It seems like every day there’s another headline about a death related to a drug overdose and while the government-created task forces in various states and federally are a great start, they’re not addressing the root cause of the sobering epidemic plaguing the country.
Many people don’t understand that one significant problem leading people into a life of addiction is that all too often insurers either don’t cover or limit access to Schedule III drugs that are far less addictive, but equally effective, pain treatment medications. They do however cover generic Schedule II opioids such as fentanyl and oxycodone, which have a much higher risk for abuse, dependency and addiction.
Buprenorphine is unique because not only does it work well for chronic pain, it seems to have less likelihood of developing tolerance/dose-creep, and less cognitive impairment. It also exhibits a “ceiling effect” on respiratory depression, reducing the risk of death due to overdose.
The classification and scheduling of drugs is largely regulated and enforced by the Drug Enforcement Agency (DEA). The classification for each drug is determined by the potential for abuse and addiction with Schedule III at a lower risk and Schedule II and Schedule I at the highest risk. If this is the case, why are insurers permitted to deny access to less addictive Schedule III drugs such as buprenorphine and putting patients on a slippery slope to addiction by first requiring them to try highly addictive opioids to treat chronic pain?
The answer is simple, the system is gamed for insurance companies to profit off cheaper generic Schedule II drugs leaving doctors to prescribe them first over Schedule III drugs, which are proven to be equally effective at managing and treating chronic pain.
This “fail first” philosophy may line the coffers of insurers, but it fuels the addiction crisis. What’s more, the Centers for Disease Control (CDC) guidelines suggest doctors first start by prescribing patients with the more addictive Schedule II immediate release opioids rather than the less addictive buprenorphine products. The CDC prescribing guidelines to doctors do not distinguish buprenorphine products from common Schedule II opioids, despite buprenorphine’s lower potential for addiction and abuse compared to more commonly prescribed Schedule II opioids.
I would much rather prescribe my patients who are suffering from chronic pain the chance to try a drug that is less risky.
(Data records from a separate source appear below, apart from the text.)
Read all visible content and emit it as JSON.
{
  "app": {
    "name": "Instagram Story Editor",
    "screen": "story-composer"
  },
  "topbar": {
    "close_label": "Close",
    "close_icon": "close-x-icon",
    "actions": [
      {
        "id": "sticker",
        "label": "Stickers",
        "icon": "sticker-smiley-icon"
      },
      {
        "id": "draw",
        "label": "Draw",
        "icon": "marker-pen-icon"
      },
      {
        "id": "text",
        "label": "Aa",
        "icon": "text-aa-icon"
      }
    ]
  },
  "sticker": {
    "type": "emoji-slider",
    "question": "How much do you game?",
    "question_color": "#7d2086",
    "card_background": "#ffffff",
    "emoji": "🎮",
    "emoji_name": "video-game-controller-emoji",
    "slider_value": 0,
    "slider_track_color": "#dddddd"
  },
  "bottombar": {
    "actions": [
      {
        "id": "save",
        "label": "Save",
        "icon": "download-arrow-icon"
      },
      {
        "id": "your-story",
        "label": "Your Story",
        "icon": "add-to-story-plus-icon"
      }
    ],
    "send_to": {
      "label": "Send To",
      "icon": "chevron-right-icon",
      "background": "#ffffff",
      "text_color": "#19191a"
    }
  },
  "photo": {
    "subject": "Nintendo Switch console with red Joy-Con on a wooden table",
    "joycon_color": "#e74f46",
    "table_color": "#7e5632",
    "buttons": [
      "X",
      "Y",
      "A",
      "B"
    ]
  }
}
As an addiction psychiatrist and former director of an Air Force addiction treatment program, I see no better example of this catastrophic policy in action than when it comes to our nation’s veterans.
The wars in Afghanistan and Iraq resulted in a generation of soldiers with complex pain and risk for substance use disorders. Yet most commercial plans, and even the VA formulary continue to insist on first failing at least three immediate release opioid analgesic agents such as Percocet and Vicodin, before approving buprenorphine for pain management. Yet evidence shows that buprenorphine controls pain quite well in this population with much less risk of abuse/overdose, and may even some unique benefits in treating PTSD.
As policymakers nationwide are looking to address the growing and harrowing epidemic they should consider the root cause and take a long hard look at the policy barriers that game-changing drugs such as buprenorphine face when it comes to treating chronic pain. Wouldn’t it make more sense to allow patients access to effective and less harmful drugs as a first treatment rather than beginning with the more addictive opioids on the market? If there’s a way to provide a better quality of life for those suffering with chronic pain while also combating the root cause of addiction, shouldn’t we try?
If prescribing and granting access to less addictive drugs could save thousands of people from a lifetime of addiction — it’s time for policymakers and physicians such as myself to tell insurers enough is enough.
Matthew S. Keene, MD is the executive director of the Scottsdale Center for the Advancement of Neuroscience (S.C.A.N.).